[3a] Appellant's second and final assignment of error is the alleged misconduct of the deputy district attorney in developing the fact that one Timothy Burke shared an apartment with appellant, was allegedly drinking with appellant at the time of his alibi, was with appellant in the police lineup, and was in the state prison at the time of trial. [4] Further, the district attorney developed the fact that appellant had not seen his ex-wife, Zella Mae Snyder, since May 9, 1960, the date upon which, as appellant admitted, he had been convicted of armed robbery in Los Angeles.

It was appellant himself on his direct testimony who brought out the fact that he lived with Burke and that his ex-wife came to the apartment frequently to care for their 3-year-old child. How the statement that appellant had last seen his ex-wife on the date of his prior conviction could have prejudiced him in any way is difficult to understand, since no reference whatsoever was made to her conviction. Thus, appellant's assertion that the jury must have concluded that she, too, was convicted, and that, therefore, he must have been a member of a robbery ring, is purest conjecture.

[3b] The facts elicited regarding appellant's friend Burke were clearly relevant, for the note handed to the witness Townsend indicated that two men were involved in the holdup and it was appellant's defense that he had never been in Pomona and had been drinking with Burke in Los Angeles on the night in question. It was therefore entirely proper for the prosecution to prove that one of the witnesses at the scene of the robbery had picked Burke out of the police lineup as a man who also had been in the market a few days prior to December 30, 1959. Moreover, no objection was made to any of said questions nor was any motion made to strike any of the answers. [5] Such failure to object at the time of trial generally forecloses any valid assignment of error upon appeal. (People v. Lopez, 124 Cal. App. 2d 100, 105 [268 P.2d 171]; People v. Codina, 30 Cal. 2d 356, 362 [181 P.2d 881.)
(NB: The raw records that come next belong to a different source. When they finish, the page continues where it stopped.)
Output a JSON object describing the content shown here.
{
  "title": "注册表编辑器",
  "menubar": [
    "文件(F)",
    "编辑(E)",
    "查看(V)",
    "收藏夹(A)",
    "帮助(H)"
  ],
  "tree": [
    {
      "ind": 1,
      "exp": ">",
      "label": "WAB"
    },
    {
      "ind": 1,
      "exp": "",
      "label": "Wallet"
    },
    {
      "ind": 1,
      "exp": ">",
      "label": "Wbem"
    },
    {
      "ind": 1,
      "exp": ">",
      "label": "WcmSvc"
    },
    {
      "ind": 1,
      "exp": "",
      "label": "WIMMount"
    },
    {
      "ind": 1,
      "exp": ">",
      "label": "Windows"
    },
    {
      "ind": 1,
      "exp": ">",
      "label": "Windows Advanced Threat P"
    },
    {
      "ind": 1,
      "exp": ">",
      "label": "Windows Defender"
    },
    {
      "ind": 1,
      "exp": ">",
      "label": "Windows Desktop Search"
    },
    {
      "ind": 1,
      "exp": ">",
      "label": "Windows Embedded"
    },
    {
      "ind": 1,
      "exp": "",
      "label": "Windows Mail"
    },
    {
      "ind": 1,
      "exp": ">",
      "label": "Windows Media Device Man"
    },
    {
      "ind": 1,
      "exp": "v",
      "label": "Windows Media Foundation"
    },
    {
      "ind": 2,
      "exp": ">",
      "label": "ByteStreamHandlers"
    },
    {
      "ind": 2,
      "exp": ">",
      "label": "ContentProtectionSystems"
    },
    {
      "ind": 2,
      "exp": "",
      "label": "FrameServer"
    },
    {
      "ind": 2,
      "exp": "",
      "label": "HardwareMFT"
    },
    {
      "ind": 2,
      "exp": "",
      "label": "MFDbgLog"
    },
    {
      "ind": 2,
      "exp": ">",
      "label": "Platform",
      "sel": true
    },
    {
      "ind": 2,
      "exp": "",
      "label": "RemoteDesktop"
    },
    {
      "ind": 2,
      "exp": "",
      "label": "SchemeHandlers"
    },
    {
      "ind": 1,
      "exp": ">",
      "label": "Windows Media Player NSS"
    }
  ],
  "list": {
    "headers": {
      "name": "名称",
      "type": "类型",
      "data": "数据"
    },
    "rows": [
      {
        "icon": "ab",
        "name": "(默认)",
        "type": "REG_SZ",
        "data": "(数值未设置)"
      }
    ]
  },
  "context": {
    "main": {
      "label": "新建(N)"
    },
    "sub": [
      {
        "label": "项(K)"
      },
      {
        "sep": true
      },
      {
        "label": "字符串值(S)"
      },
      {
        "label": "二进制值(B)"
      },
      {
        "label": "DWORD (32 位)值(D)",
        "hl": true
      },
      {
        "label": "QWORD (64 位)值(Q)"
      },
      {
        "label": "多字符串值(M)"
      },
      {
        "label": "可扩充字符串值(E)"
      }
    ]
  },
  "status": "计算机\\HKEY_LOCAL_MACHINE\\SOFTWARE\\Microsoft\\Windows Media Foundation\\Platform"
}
The judgment is affirmed.

Fox, P. J., and Ashburn, J., concurred.